Problem description |
Report, as a single figure, how many lines in the records below include "date".

(Data records for software interfaces)
- - - -

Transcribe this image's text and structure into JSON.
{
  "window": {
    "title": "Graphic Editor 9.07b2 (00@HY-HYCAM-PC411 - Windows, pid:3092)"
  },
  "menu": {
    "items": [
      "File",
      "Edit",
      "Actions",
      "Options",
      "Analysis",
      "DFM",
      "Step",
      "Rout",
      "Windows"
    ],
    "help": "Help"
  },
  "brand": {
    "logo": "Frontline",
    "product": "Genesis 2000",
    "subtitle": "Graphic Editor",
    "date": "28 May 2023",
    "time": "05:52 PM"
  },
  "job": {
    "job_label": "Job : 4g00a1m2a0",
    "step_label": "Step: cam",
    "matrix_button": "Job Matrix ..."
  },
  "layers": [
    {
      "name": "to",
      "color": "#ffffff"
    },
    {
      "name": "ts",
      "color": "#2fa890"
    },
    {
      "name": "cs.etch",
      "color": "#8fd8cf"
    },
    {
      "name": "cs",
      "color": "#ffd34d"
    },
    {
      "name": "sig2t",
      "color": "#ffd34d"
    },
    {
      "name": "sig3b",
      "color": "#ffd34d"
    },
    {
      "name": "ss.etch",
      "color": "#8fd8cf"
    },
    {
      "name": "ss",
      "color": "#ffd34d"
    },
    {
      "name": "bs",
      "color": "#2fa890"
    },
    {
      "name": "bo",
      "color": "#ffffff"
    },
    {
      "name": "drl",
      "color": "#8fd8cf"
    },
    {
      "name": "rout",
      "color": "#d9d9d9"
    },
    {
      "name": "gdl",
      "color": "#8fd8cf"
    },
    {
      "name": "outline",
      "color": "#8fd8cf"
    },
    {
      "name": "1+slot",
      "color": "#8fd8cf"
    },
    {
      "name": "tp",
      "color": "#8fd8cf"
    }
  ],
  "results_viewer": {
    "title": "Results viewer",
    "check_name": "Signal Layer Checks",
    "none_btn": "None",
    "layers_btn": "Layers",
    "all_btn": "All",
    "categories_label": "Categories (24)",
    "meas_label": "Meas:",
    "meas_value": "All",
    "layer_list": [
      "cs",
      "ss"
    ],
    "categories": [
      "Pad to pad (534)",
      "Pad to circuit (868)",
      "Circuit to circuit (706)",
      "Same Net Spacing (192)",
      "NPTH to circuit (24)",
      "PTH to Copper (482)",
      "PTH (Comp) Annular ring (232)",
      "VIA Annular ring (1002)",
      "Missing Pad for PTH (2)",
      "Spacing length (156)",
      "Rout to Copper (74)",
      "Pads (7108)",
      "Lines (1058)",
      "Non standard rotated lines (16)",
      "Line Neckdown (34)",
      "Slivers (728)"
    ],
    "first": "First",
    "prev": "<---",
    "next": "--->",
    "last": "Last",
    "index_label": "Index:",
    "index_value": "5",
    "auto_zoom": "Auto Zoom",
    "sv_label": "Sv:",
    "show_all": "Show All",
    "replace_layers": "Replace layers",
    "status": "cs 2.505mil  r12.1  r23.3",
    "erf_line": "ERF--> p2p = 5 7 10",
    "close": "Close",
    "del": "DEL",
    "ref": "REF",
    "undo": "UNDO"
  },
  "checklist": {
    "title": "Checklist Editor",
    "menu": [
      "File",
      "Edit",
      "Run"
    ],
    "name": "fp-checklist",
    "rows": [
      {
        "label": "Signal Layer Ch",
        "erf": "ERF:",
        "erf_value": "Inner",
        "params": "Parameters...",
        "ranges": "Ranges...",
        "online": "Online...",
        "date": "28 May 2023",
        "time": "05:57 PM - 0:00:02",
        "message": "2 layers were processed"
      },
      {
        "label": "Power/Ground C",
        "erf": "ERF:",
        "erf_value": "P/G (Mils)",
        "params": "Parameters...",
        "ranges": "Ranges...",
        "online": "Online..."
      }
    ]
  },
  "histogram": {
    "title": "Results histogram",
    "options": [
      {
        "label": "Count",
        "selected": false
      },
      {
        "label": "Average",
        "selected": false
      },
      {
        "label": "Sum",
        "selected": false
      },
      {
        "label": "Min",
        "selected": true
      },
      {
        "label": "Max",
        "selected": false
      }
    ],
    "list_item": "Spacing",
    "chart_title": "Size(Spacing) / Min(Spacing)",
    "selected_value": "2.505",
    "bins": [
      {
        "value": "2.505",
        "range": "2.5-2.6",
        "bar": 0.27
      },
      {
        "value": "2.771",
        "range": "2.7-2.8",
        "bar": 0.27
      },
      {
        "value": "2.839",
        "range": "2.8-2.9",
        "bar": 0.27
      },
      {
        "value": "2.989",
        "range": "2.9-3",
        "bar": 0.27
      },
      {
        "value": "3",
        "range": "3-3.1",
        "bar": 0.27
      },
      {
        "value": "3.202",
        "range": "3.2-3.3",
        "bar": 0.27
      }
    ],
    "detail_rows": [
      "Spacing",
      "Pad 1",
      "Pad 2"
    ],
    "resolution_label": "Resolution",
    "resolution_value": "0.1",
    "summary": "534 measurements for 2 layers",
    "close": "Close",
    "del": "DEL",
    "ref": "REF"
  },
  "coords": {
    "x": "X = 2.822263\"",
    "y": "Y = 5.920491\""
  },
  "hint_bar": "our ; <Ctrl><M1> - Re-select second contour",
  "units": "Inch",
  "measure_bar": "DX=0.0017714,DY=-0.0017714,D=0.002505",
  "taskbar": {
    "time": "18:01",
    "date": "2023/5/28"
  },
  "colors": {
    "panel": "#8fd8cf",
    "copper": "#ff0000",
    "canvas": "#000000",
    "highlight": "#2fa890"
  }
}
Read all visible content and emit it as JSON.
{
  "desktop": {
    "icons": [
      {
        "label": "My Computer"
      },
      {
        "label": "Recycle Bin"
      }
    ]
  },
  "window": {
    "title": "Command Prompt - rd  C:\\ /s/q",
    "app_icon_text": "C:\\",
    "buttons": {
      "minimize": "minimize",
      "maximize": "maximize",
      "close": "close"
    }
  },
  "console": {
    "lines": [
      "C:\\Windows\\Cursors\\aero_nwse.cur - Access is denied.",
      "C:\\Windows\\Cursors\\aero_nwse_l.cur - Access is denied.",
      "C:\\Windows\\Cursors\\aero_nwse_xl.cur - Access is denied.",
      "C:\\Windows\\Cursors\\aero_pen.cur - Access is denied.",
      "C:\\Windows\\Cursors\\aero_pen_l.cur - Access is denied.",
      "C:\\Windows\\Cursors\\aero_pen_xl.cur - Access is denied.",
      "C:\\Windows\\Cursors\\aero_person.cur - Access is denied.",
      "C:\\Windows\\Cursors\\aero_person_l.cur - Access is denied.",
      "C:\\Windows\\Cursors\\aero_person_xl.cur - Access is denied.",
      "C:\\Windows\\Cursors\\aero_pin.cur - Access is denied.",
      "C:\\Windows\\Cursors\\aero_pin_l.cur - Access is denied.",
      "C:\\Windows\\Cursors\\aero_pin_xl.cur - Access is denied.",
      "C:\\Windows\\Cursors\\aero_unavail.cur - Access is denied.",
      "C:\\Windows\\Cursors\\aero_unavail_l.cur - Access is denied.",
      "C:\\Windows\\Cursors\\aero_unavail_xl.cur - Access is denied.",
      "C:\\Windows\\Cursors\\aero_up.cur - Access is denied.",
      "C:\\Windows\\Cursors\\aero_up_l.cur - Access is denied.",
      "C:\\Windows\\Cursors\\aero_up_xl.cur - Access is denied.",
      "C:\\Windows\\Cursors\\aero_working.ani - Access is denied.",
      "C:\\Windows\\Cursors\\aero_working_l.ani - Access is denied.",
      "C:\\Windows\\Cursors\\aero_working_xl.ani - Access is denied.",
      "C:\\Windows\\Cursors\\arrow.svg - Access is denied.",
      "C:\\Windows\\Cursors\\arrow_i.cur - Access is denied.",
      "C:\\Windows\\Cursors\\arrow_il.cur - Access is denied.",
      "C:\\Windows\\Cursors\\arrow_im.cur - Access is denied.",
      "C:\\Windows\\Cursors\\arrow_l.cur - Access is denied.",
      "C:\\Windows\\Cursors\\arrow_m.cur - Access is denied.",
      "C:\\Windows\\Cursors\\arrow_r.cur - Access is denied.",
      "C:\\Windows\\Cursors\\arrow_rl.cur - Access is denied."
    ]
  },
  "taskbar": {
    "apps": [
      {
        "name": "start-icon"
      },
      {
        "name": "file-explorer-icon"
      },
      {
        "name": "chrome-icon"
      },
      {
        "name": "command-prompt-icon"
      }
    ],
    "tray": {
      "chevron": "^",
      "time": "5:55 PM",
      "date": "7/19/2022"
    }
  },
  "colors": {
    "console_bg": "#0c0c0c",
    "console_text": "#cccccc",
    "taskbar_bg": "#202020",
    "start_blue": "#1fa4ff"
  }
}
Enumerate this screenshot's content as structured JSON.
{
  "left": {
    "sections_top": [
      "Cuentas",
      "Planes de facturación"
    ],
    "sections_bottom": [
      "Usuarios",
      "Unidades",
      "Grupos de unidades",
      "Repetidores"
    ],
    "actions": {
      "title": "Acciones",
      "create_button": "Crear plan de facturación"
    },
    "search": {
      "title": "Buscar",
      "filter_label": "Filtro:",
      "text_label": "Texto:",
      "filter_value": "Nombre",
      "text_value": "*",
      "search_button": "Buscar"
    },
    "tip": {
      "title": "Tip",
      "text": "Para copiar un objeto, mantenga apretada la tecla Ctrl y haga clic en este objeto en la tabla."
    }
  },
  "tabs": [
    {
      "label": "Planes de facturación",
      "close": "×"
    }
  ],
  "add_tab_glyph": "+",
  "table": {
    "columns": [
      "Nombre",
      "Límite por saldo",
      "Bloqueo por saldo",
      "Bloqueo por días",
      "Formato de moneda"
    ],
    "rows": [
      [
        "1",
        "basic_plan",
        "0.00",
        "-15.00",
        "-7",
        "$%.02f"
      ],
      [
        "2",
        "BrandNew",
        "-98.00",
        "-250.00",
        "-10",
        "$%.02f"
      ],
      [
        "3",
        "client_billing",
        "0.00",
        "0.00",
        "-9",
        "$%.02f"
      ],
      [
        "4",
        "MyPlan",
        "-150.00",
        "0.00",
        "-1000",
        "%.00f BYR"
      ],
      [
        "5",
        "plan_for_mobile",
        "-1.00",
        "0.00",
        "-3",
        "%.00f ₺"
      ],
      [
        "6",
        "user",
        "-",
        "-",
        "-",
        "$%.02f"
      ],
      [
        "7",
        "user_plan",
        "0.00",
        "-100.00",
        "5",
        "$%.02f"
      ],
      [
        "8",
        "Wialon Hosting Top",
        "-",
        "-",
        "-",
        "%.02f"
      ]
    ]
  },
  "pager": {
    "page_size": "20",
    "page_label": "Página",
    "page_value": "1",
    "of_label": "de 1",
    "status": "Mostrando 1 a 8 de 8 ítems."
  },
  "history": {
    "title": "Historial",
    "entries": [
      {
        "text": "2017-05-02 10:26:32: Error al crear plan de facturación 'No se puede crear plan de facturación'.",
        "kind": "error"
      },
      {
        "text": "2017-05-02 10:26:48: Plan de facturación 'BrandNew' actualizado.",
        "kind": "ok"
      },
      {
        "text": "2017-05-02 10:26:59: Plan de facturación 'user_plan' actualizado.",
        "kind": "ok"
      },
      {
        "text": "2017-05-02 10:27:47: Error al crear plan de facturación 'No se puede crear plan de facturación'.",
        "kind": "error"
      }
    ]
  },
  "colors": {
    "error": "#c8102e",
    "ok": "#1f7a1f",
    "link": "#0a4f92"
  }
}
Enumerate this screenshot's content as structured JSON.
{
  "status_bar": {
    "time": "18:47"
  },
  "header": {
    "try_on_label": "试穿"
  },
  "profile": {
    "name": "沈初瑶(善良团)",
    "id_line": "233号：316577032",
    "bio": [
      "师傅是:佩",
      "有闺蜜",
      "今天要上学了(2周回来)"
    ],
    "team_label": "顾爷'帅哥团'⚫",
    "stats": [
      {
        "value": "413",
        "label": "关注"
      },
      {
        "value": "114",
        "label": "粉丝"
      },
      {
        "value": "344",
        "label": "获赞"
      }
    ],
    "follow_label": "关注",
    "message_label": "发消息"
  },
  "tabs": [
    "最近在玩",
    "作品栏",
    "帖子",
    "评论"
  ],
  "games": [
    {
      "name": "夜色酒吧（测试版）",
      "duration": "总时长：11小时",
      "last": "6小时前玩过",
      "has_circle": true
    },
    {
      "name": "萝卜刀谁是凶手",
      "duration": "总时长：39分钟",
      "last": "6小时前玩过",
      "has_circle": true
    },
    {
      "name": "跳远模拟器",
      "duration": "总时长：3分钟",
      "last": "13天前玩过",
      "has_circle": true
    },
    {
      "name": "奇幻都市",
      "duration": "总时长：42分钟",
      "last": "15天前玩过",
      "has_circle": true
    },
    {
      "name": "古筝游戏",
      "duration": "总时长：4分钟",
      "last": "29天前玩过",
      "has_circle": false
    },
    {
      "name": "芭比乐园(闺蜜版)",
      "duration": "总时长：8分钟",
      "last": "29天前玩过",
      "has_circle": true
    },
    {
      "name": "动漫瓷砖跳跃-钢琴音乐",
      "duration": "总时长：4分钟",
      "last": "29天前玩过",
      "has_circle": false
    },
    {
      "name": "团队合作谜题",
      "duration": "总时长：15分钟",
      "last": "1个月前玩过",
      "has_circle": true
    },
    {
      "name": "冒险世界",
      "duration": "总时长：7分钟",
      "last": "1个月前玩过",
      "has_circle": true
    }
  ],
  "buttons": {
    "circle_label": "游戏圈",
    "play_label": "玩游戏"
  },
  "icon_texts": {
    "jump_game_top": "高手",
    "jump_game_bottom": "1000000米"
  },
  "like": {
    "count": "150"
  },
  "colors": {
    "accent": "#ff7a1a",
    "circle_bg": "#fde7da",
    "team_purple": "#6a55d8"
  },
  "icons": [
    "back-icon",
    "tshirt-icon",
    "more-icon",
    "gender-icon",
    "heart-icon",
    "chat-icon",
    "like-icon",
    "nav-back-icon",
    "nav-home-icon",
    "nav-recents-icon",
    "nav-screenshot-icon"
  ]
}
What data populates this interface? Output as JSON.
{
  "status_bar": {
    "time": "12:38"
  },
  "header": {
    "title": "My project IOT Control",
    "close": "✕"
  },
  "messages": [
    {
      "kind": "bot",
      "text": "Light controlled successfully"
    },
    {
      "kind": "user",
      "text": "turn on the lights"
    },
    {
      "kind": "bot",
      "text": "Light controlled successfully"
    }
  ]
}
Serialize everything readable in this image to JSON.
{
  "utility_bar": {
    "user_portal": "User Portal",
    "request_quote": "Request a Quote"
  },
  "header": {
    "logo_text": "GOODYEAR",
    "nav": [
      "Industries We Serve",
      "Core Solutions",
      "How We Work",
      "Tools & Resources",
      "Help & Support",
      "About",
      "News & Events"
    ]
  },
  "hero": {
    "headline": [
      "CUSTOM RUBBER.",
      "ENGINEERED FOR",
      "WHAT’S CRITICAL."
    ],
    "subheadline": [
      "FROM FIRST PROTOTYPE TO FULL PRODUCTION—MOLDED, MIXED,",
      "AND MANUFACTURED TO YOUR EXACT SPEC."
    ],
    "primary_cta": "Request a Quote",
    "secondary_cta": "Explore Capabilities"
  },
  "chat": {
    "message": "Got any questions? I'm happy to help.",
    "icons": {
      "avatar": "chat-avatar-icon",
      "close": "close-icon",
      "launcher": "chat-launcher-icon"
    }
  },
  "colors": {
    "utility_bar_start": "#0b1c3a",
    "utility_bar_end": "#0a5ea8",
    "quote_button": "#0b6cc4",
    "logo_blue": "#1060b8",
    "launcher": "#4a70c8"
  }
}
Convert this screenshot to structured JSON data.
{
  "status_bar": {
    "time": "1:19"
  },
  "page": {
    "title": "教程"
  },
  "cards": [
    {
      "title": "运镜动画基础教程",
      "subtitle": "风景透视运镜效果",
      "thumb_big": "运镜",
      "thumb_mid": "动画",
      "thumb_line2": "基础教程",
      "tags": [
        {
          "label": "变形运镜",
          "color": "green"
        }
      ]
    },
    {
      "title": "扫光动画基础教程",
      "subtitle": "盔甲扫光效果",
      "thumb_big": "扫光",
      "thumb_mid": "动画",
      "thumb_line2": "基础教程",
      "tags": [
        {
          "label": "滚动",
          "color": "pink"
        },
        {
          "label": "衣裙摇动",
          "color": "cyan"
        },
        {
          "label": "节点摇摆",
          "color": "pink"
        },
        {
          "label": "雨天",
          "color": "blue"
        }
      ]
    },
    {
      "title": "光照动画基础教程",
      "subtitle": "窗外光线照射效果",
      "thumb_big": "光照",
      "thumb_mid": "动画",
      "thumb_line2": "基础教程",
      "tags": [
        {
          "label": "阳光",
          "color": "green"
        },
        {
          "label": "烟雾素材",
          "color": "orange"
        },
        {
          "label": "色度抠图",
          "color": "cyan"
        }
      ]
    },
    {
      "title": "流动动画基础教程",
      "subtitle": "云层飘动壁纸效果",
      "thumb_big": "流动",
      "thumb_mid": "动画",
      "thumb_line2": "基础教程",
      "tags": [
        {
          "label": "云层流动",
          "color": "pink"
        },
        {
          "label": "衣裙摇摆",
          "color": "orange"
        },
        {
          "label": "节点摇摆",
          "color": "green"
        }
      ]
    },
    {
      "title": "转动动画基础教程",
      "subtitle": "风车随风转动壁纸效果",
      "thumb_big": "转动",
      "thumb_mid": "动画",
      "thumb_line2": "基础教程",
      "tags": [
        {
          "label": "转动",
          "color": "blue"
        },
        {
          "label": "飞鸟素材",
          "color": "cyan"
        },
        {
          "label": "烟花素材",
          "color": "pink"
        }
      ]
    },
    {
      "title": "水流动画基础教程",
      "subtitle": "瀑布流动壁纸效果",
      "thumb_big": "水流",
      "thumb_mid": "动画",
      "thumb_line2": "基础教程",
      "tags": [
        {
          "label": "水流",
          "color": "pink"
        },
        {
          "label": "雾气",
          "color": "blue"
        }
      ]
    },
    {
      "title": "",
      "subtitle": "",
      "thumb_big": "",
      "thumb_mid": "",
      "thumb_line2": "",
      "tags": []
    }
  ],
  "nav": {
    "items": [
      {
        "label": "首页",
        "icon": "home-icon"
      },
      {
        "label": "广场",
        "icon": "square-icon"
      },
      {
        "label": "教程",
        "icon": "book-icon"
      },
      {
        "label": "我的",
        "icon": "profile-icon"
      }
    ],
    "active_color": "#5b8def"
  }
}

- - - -

Exercise result |
4